Jazz is often considered the art form of the individual voice — years of study leading to singular improvisations — but it’s usually not the case. You can usually quantify personal style as a number of components adding up to a whole: “Piano player X recalls the darker hues of Bill Evans yet intimates Tristano’s complex maneuvers, all fortuitously merging…” You’ve read it all before. But there’s nothing quite comparable to the work of pianist Ran Blake. He’s a singular talent. His 1965 ESP-Disk solo debut still wows not only as a jazz recording, but as a statement of artistic conviction, beauty, and talent.

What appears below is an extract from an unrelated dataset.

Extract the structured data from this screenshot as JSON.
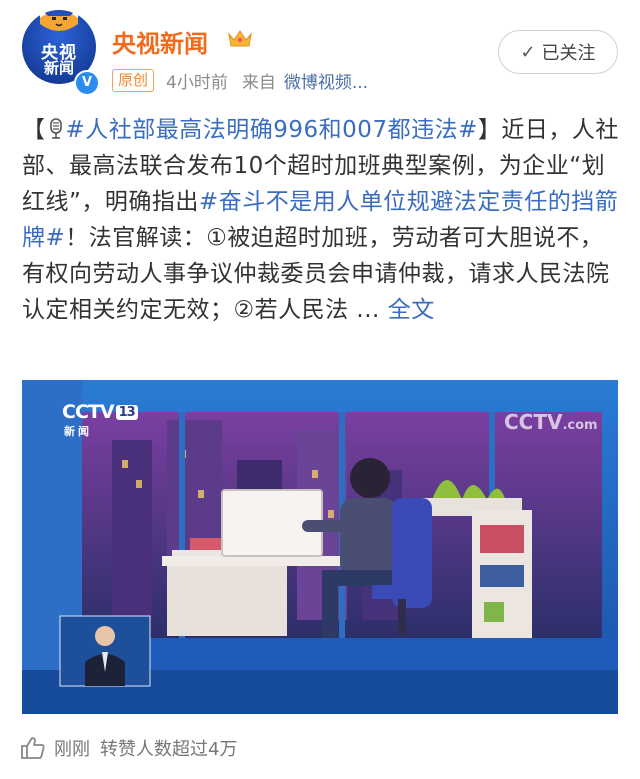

Blake’s influences only appear as fragments (Monk) or stylistic devices (stride); it’s his beautiful mind at work on Ran Blake Plays Solo Piano.
Whether it’s an innovative “Green Dolphin Street,” the ominous, explosive original “Birmingham, U.S.A.” or the happy dance of “Sister Tee,” Solo Piano is more an expression of that mind than the assembled songs Blake performs. This latest ESP-Disk reissue follows a series of remastered releases from the ’60s New York label, whose catalog — including Giuseppe Logan’s More, Don Cherry and Albert Ayler’s New York Eye & Ear Control, and Paul Bley’s Barrage — is the stuff of free-jazz legend. That Blake recorded his intimate solo set amid ESP-Disk’s turbulent fare is all the more remarkable.
Using a song’s melody as a jumping off point, Blake recomposes (a word often used when describing his approach) the material through wild dynamic shifts, jarring chords, abrupt rests and disruptive rhythms that in lesser hands would simply sound childish or worse, egomaniacal. But Solo Piano reveals fresh details and novel wrinkles with repeated listens. His renditions of Ornette Coleman’s “Lonely Woman” and Billie Holiday’s trademark “Good Morning Heartache” acquire new personalities and give up new ghosts, creating fresh emotional responses to veritable jazz standards. When Blake wanders into 1925 smash hit “Sleepy Time Gal,” he establishes a brief stride cadence, but his stride is less a lark than a nightmare. The song quickly goes akimbo, like Monk falling down an airshaft, before turning twilight and lonely, as if Sinatra is about to sing “One for My Baby…” Ran Blake Plays Solo Piano is like that, a hundred thoughts turning into one sublime sound.